The Cook, The Thief, His Wife & Her Lover is a pretty interesting little movie with some amazing visuals and a great sense of pacing, atmosphere, and tension.  It manages to take a very limited setting, a very small cast of characters, and a very simple story and turn it into something epic.

I actually went from waving my hand at this one and swearing I'd never watch it again to now looking forward to seeing it multiple times.  It was the first time I ever had such a dramatic up-swing in my opinion of a movie, and I have to say, it was quite a pleasant feeling.  Odd that I had it over such a bleak movie.

9.  The First Time You Feel Old

Every now and again, there's an Event Movie that gets released where it seems like it's your social obligation to go to the theater.  These movies will sweep the country by storm and make a couple of boatloads of cash.  Everybody's going to be talking about them and telling you that you just have to see this movie - it's amazing!  Then you finally watch it, and you find yourself just feeling kinda confused.  Not confused as in, "I didn't follow it," but confused as in, "Is this really what kids these days like?"

Suddenly, you're no longer a free-spirited movie-watcher, you're now some grumpy old curmudgeon who passes judgment on things that are popular.

I kinda don't care for The Avengers.  I don't hate it; I just don't love it.  But more to the point - I don't see how people can get into it.  Do kids really like Thor or the Hulk that much?  I can see the appeal of Iron Man, but that's really just because Robert Downey Jr. is so charismatic.  And people really find Scarlett Johansson talented?  Back in my day, a leading actress had to act, goddammit!

This movie makes me feel like I need to tear up the sidewalk in front of my house and plant a patch of grass, just so I can sit on my stoop and yell at people to get off my lawn.

10.  The First Time You Feel a Duty To Spread the Word About a Movie

I'm cheating a bit with this last one.  I was trying to do these in chronological order of how I saw the movies, but I don't want to end on The Avengers.  I want to end on a positive note, and the first example of this milestone happened many years ago.

If you watch enough movies long enough, you're eventually going to come to a point where you're watching things that nobody else around you has seen.  You're not going to be watching them for hipster cred (though it might not hurt).  You'll just happen to see something that was incredible and you realize that it only made a pittance during its run.  To avert the possible tragedy of the movie going unseen, you realize that you now have an obligation to tell everybody else about this movie.

You should find a copy of Bad Boy Bubby as soon as you can and give it a watch.  Then just try and tell me that you aren't floored afterward.

I have never before or since seen a movie that manages to take the viewer on such a ride as this.  It literally takes every emotional state you can possibly think of and gives you a chance to feel it to as extreme an extent as you can.  It is the movie equivalent of manic depression: no high from any other movie can approach Bubby's highs, and no low can approach its lows.  It is a stellar example of a movie that really earns its ending.  And it manages to do all of this in under two hours and with a very limited budget.

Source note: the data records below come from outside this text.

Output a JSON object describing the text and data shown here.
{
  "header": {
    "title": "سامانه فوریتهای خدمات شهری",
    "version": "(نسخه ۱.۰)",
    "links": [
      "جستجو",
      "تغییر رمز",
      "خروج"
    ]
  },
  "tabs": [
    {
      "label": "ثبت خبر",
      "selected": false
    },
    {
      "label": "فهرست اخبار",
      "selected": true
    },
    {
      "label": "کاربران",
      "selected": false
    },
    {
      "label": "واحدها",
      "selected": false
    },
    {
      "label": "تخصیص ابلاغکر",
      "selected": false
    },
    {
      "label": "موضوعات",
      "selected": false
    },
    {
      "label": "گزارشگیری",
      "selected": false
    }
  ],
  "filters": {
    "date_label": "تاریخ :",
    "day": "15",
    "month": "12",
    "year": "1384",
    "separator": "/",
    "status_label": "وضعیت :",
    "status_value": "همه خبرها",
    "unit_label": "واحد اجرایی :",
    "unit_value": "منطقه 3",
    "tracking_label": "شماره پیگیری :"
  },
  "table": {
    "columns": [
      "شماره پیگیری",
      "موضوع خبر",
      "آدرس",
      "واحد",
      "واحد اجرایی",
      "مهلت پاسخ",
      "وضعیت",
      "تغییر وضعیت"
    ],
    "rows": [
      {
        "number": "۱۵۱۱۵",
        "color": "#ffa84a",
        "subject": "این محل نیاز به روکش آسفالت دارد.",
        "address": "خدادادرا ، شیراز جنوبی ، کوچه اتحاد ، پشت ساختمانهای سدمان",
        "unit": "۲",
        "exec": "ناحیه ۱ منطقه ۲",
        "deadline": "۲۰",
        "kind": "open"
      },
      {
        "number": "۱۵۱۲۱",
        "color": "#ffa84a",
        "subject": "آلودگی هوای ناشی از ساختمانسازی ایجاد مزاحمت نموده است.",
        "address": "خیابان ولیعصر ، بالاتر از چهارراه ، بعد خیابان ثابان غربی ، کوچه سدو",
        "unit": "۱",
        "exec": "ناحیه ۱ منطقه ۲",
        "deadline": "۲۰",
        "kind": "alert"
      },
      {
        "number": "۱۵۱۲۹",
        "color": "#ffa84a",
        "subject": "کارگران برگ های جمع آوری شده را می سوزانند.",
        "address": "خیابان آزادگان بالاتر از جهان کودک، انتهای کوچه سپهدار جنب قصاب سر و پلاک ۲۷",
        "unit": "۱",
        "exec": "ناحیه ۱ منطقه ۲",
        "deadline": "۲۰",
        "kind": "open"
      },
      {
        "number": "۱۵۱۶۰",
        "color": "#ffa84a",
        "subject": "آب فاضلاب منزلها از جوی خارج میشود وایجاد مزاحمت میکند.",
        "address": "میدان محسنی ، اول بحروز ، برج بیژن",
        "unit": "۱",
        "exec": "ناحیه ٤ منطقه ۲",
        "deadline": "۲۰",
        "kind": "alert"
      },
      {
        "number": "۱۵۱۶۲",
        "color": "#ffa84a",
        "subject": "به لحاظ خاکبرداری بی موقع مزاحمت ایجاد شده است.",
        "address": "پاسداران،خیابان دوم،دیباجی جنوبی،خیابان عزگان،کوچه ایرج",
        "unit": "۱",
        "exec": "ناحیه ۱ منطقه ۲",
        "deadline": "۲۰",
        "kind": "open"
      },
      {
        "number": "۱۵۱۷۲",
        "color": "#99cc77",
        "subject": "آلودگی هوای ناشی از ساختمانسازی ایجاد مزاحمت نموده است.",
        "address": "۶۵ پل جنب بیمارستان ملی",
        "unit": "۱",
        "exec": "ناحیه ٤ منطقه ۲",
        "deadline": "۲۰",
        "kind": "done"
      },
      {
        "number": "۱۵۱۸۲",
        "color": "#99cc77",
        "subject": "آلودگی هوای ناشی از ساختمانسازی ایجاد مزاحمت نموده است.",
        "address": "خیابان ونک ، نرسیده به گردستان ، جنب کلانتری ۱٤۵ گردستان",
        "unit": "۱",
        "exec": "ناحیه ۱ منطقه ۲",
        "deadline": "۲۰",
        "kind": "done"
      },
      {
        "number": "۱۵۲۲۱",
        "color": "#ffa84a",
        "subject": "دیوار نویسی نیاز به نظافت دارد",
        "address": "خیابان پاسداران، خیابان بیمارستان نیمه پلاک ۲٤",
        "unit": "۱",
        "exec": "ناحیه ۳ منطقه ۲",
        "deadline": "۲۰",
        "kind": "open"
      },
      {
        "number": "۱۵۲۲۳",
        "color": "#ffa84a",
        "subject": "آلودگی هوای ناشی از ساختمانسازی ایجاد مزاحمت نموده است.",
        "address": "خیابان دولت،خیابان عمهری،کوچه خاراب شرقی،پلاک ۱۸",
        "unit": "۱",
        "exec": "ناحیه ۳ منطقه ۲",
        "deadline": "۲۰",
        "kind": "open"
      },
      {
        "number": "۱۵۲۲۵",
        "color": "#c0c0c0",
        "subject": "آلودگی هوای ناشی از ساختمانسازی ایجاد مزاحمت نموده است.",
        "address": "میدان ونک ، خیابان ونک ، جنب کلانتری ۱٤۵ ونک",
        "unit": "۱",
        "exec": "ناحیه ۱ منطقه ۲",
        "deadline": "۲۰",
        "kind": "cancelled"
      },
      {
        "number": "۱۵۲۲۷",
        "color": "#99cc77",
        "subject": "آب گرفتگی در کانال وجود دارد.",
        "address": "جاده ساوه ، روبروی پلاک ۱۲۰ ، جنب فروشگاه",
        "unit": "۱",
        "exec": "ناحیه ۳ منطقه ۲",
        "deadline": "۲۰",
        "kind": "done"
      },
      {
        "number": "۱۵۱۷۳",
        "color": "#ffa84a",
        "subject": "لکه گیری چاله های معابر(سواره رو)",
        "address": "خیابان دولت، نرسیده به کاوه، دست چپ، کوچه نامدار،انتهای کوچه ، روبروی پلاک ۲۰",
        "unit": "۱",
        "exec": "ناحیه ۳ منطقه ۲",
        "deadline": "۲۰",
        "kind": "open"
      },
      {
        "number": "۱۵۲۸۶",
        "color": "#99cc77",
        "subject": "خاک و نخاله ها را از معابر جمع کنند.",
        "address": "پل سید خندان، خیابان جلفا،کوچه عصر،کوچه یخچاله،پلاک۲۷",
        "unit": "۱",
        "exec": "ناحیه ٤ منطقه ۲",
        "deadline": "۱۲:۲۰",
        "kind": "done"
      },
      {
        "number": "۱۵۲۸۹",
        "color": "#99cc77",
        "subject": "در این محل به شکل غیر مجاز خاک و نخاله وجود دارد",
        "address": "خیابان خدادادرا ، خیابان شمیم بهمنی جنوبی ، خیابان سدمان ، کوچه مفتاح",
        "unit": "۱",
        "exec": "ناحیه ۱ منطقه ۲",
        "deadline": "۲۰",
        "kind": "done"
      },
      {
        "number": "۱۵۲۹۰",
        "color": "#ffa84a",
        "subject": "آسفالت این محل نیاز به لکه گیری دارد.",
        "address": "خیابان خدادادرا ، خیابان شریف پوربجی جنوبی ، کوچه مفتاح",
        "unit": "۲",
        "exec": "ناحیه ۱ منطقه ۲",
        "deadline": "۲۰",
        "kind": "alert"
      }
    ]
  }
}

I don't want to talk too much about the plot, because so much of it works better if you encounter the story elements the same way that the protagonist does.  Suffice to say, it's the story of a man who has been kept locked up in a single room for his entire life, and what happens to him when he finally leaves.

One warning, though.  This is not a movie for the faint of heart.  I don't mean that in the braggart sense that gorehounds use, as there's not really any blood.  I mean it in the sense that this movie will test you and your patience to deal with depravity.  When it hits, it hits hard.  You will be repulsed.  But you will also laugh.  If you watch it the whole way through, you'll find that it's actually quite uplifting.

I remember hearing Roger Ebert say once that the point of a critic isn't to talk about how shitty popular movies are; it's to talk about how great the more obscure movies are.  What better way to close out this list than with an example of exactly that?